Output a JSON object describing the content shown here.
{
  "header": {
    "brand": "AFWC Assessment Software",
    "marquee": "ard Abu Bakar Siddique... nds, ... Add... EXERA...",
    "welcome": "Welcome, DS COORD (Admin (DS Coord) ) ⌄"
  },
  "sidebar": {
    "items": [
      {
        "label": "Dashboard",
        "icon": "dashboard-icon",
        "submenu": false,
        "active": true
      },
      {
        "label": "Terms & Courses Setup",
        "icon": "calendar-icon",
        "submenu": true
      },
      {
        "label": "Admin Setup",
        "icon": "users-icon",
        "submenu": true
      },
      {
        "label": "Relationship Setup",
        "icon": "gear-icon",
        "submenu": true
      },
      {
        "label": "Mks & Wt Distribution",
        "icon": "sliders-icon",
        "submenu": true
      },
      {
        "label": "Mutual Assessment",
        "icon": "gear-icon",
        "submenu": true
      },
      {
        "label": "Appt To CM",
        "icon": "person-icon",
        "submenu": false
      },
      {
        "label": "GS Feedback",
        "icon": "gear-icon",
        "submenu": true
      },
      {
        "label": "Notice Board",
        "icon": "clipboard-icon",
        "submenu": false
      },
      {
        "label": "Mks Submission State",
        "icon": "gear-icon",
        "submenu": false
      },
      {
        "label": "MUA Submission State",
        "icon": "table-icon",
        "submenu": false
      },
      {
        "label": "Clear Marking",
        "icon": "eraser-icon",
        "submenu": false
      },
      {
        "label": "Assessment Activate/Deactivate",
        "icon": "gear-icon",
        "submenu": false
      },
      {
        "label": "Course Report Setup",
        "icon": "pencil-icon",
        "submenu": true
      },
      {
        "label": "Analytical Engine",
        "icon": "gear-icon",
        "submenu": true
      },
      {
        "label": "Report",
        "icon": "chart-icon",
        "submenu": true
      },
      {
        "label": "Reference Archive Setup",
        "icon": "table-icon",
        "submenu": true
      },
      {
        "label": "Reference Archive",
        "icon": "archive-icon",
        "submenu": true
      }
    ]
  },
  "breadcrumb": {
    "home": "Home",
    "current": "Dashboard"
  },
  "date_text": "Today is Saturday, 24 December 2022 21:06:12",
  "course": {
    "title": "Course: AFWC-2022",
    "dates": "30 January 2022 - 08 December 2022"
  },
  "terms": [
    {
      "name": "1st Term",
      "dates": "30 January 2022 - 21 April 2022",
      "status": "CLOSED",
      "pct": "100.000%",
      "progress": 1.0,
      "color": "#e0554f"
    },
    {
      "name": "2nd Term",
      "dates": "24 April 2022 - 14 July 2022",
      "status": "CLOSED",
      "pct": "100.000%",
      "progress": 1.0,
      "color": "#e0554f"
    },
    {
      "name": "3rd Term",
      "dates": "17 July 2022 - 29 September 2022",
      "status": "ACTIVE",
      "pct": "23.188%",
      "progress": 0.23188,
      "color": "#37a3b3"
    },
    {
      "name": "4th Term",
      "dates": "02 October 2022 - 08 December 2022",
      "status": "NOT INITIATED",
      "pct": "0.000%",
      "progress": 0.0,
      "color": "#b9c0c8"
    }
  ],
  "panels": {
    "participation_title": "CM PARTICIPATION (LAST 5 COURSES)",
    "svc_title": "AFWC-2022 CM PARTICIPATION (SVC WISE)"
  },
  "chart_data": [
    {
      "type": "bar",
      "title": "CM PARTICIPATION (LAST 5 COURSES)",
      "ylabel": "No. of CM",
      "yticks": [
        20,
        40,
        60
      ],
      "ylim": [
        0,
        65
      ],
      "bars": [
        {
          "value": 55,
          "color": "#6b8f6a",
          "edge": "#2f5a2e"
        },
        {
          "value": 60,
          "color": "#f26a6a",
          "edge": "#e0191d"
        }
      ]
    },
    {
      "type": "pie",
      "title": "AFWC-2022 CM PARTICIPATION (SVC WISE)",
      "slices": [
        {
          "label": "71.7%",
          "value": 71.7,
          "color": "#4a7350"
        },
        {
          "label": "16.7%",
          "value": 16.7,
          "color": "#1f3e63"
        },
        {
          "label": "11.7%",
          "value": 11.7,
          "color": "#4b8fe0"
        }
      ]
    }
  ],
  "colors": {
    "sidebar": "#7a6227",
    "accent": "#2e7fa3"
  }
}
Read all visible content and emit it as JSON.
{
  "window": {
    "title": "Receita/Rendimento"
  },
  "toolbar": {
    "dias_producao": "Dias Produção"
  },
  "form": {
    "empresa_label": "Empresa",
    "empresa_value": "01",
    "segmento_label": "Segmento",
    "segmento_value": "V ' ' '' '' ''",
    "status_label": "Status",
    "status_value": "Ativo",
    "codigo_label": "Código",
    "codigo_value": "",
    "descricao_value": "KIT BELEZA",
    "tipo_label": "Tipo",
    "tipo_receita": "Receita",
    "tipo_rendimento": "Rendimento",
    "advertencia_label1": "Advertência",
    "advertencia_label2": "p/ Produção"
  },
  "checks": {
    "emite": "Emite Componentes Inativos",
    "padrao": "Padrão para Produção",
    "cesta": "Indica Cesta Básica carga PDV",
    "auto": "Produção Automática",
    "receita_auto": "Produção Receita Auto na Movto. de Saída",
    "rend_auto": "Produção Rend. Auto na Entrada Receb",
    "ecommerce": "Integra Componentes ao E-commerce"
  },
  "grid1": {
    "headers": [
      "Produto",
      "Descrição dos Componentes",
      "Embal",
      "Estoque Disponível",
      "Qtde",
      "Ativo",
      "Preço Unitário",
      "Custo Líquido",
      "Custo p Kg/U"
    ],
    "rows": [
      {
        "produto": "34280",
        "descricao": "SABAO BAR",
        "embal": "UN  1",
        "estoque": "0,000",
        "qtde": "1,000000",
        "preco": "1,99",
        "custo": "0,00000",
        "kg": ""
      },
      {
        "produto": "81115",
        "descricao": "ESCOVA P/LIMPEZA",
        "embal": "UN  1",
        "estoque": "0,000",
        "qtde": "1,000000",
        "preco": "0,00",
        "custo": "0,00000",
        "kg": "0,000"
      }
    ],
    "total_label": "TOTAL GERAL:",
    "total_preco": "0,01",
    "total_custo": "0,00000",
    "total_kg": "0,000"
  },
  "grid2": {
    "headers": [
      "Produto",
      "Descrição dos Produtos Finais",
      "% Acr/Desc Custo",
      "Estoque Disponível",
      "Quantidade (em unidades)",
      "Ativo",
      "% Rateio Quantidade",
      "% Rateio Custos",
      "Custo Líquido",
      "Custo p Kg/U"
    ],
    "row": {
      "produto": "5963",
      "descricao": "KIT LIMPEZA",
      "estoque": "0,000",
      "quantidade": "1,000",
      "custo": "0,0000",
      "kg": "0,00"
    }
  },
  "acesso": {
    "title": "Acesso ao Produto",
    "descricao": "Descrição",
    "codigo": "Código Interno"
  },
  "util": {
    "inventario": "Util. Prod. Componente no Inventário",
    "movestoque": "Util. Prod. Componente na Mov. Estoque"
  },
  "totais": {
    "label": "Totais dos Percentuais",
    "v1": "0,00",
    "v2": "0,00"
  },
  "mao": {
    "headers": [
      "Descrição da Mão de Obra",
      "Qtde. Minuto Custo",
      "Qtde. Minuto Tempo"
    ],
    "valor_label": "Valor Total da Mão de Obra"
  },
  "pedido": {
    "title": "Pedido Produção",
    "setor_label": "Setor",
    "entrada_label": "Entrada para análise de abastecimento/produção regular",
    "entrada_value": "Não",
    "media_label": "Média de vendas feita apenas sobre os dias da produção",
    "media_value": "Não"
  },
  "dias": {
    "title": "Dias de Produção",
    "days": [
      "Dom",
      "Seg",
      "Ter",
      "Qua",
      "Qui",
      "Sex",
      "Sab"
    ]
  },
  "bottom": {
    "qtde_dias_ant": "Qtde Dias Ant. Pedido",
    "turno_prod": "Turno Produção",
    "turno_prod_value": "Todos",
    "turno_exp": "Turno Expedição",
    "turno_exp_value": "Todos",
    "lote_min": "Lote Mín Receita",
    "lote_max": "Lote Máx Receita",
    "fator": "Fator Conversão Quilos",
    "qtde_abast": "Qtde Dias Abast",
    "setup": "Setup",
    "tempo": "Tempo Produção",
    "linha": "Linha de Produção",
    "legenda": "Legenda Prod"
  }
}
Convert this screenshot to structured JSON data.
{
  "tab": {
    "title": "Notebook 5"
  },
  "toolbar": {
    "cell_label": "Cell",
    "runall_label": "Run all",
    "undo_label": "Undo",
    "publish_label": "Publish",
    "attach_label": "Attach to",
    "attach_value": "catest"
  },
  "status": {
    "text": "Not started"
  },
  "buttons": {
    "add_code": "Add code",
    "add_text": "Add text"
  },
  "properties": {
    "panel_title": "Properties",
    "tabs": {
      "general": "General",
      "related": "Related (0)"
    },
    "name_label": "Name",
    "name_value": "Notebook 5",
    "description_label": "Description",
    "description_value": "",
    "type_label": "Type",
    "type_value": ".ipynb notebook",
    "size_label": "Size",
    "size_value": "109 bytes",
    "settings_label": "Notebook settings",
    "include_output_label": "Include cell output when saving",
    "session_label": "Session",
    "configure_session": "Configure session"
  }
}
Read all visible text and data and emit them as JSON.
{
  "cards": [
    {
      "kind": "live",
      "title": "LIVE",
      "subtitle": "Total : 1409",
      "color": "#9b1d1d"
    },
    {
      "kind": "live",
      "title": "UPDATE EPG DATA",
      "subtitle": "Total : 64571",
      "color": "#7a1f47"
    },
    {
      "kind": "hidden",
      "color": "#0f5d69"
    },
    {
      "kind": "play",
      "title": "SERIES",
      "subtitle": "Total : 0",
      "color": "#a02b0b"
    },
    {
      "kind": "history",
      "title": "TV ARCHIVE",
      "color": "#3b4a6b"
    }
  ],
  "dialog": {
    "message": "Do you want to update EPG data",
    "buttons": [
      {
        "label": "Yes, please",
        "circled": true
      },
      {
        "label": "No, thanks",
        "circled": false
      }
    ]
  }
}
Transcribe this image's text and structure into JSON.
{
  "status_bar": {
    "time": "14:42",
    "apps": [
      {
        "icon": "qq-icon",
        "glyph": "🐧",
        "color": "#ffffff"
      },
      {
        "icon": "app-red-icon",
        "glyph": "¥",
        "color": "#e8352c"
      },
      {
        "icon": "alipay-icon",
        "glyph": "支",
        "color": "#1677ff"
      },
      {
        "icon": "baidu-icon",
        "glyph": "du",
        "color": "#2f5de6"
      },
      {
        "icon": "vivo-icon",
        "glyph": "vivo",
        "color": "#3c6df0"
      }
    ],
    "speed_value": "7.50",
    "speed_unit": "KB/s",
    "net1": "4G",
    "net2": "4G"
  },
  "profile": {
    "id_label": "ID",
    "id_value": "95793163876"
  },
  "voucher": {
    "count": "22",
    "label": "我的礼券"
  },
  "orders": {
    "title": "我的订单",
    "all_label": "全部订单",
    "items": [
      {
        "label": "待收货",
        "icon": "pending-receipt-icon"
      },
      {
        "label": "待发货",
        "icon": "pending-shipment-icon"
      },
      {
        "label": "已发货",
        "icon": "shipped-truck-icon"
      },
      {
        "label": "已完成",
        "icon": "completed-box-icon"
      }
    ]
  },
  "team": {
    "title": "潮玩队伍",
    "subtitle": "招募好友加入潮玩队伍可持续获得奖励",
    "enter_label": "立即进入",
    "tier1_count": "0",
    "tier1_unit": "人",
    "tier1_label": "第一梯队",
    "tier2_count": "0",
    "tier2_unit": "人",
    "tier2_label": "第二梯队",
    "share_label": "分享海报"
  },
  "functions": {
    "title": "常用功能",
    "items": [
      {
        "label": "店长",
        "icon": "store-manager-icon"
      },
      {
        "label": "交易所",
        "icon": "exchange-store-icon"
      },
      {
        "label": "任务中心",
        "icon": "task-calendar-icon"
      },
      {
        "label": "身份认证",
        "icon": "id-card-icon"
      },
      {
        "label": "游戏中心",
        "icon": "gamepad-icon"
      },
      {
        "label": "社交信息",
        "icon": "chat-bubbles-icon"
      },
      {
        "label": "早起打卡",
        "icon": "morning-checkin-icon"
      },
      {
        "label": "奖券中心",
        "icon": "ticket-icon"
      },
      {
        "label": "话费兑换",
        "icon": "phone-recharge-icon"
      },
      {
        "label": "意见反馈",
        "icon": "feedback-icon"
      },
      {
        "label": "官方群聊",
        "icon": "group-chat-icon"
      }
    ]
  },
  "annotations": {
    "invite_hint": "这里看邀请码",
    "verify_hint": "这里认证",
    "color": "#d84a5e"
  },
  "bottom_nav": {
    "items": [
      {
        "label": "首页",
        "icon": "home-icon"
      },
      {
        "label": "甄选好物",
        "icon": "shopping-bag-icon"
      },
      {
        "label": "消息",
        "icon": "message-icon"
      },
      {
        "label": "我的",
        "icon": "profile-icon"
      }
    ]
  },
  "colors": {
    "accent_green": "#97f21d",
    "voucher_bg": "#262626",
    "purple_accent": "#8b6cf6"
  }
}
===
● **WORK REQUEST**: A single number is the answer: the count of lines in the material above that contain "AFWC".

● **ANSWER FOR THE TASK**: 4